### PROMPT
Go through the listing below and show each line that has the word "this".

### RECORDS PROVIDED
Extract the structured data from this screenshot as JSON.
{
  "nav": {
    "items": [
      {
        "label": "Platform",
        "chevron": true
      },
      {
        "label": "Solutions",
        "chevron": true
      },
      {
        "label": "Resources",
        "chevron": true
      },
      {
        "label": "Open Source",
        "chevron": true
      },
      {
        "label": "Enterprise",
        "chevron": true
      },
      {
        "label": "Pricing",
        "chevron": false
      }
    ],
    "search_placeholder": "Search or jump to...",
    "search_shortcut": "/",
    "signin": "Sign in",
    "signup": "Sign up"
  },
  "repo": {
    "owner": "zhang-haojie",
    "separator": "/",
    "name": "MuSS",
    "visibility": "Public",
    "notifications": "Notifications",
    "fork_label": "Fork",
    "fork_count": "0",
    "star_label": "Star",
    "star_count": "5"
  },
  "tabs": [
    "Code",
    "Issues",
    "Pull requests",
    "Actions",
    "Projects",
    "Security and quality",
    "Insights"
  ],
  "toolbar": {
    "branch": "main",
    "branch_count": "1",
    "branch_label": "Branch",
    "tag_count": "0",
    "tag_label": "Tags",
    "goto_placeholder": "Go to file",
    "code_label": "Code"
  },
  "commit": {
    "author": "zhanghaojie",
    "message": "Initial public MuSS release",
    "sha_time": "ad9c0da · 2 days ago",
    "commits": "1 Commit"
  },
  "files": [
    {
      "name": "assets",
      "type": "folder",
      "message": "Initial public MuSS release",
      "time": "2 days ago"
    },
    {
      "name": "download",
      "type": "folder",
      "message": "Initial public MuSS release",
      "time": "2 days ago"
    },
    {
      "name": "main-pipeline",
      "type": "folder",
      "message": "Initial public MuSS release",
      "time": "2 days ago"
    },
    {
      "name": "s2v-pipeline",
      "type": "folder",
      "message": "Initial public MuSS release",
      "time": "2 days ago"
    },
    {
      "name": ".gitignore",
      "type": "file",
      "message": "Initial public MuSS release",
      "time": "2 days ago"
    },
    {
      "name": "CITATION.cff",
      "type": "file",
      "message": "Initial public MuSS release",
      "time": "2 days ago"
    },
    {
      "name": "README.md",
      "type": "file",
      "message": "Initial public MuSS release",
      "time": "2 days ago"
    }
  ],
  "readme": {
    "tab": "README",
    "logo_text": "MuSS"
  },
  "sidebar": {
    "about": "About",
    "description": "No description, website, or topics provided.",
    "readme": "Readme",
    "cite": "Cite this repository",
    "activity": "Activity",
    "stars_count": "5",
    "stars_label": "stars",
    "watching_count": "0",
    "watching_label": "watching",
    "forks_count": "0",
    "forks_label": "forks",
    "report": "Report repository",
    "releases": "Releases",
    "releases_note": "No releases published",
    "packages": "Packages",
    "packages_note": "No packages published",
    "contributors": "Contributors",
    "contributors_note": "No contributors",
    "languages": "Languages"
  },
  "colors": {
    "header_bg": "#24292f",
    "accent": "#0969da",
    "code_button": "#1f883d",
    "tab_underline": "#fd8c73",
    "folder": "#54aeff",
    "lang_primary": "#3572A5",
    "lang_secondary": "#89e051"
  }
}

### RESPONSE AREA
Extract the structured data from this screenshot as JSON.
    "cite": "Cite this repository",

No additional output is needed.